ABSTRACT: Celiac disease (CD) is an autoimmune disease characterized by chronic diarrhea, inflammatory lesions of small bowel and nutritional malabsorption. CD is strongly associated with the presence of HLA-DQB*02, DQB*03:02 and DQA*05. The absence of any one of these three human leukocyte antigen (HLA) alleles rules out the diagnosis of CD in suspected patients. Here, we describe a novel method to detect the presence of these specific HLA alleles using real-time polymerase chain reaction (PCR) with melting curve analysis.
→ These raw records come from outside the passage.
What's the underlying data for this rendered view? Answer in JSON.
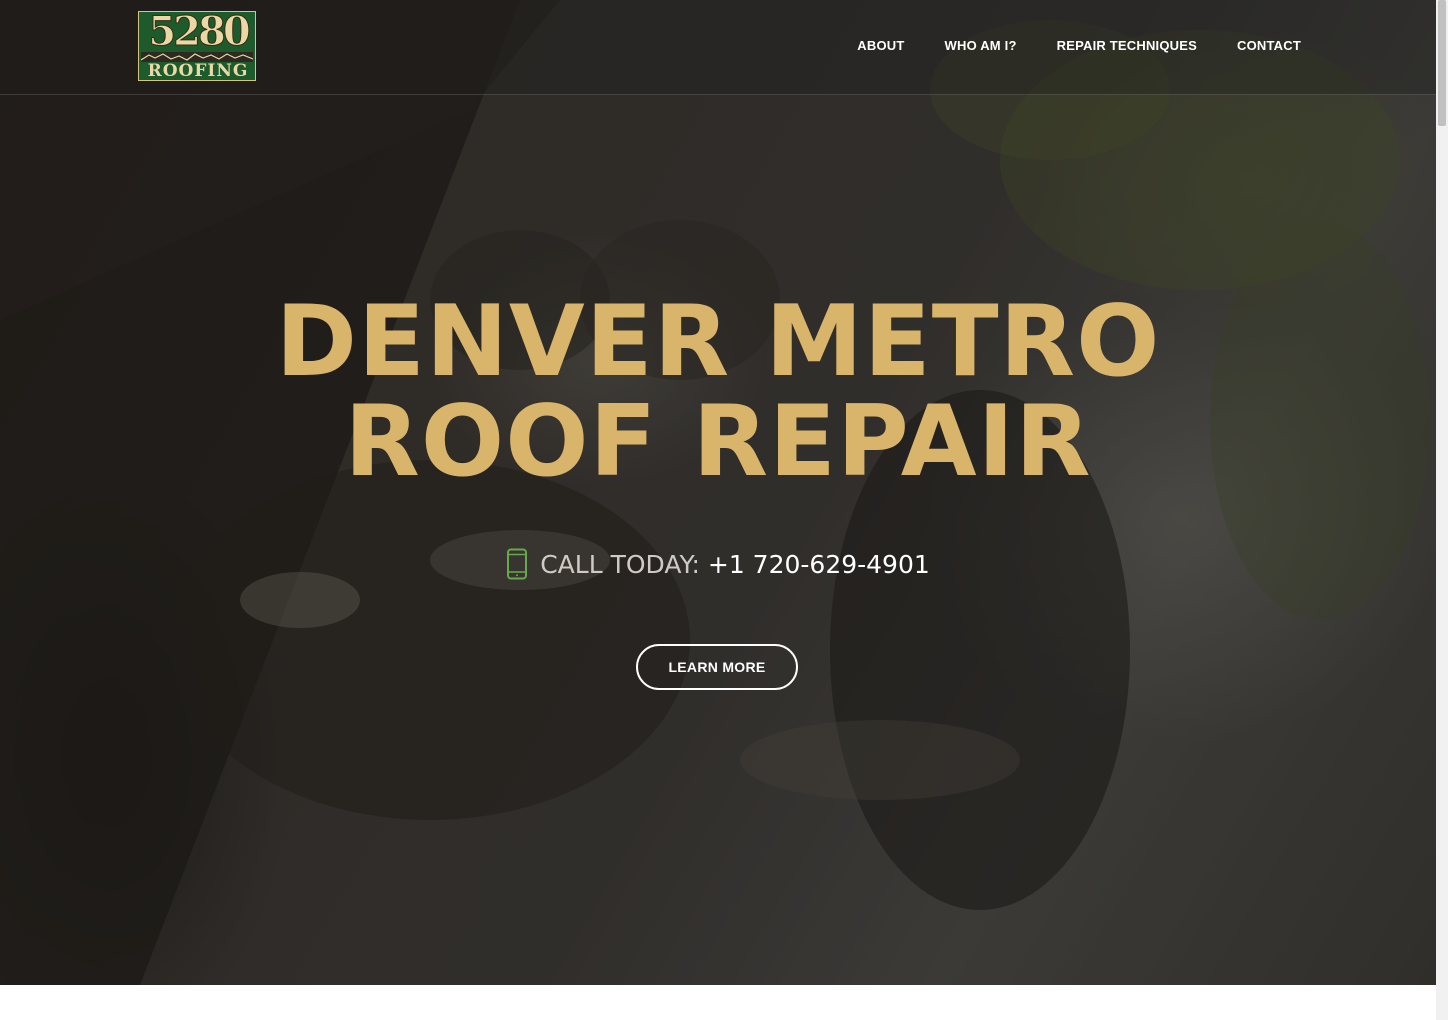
{
  "brand": {
    "logo_numbers": "5280",
    "logo_word": "ROOFING",
    "colors": {
      "logo_green": "#1d5a2c",
      "logo_cream": "#e9d9a6",
      "headline_gold": "#d9b46b",
      "phone_icon_green": "#6aa84f"
    }
  },
  "nav": {
    "items": [
      {
        "label": "ABOUT"
      },
      {
        "label": "WHO AM I?"
      },
      {
        "label": "REPAIR TECHNIQUES"
      },
      {
        "label": "CONTACT"
      }
    ]
  },
  "hero": {
    "headline_line1": "DENVER METRO",
    "headline_line2": "ROOF REPAIR",
    "call_label": "CALL TODAY:",
    "call_number": "+1 720-629-4901",
    "phone_icon": "mobile-phone-icon",
    "cta_label": "LEARN MORE"
  }
}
Compared with current HLA typing assays, the real-time PCR method is faster, requires fewer handling steps and provides 100% sensitivity and specificity for typing of HLA-DQB*02, DQB*03:02 and DQA*05 alleles.

14 Minor Markers of non-coeliac wheat sensitivity in patients with myalgic encephalomyelitis/chronic fatigue syndrome. 2019

Uhde, Melanie / Indart, Alyssa C / Yu, Xuechen B / Jang, Sophie S / De Giorgio, Roberto / Green, Peter H R / Volta, Umberto / Vernon, Suzanne D / Alaedini, Armin. ·Department of Medicine, Columbia University Medical Center, New York, New York, USA. · Celiac Disease Center, Columbia University Medical Center, New York, New York, USA. · Institute of Human Nutrition, Columbia University Medical Center, New York, New York, USA. · Departments of Medical and Surgical Sciences and Digestive System, Centro di Ricerca Biomedica Applicata (C.R.B.A.), University of Bologna, St. Orsola-Malpighi Hospital, Bologna, Italy. · Bateman Horne Center, Salt Lake City, Utah, USA. ·Gut · Pubmed #29550784.

ABSTRACT: -- No abstract --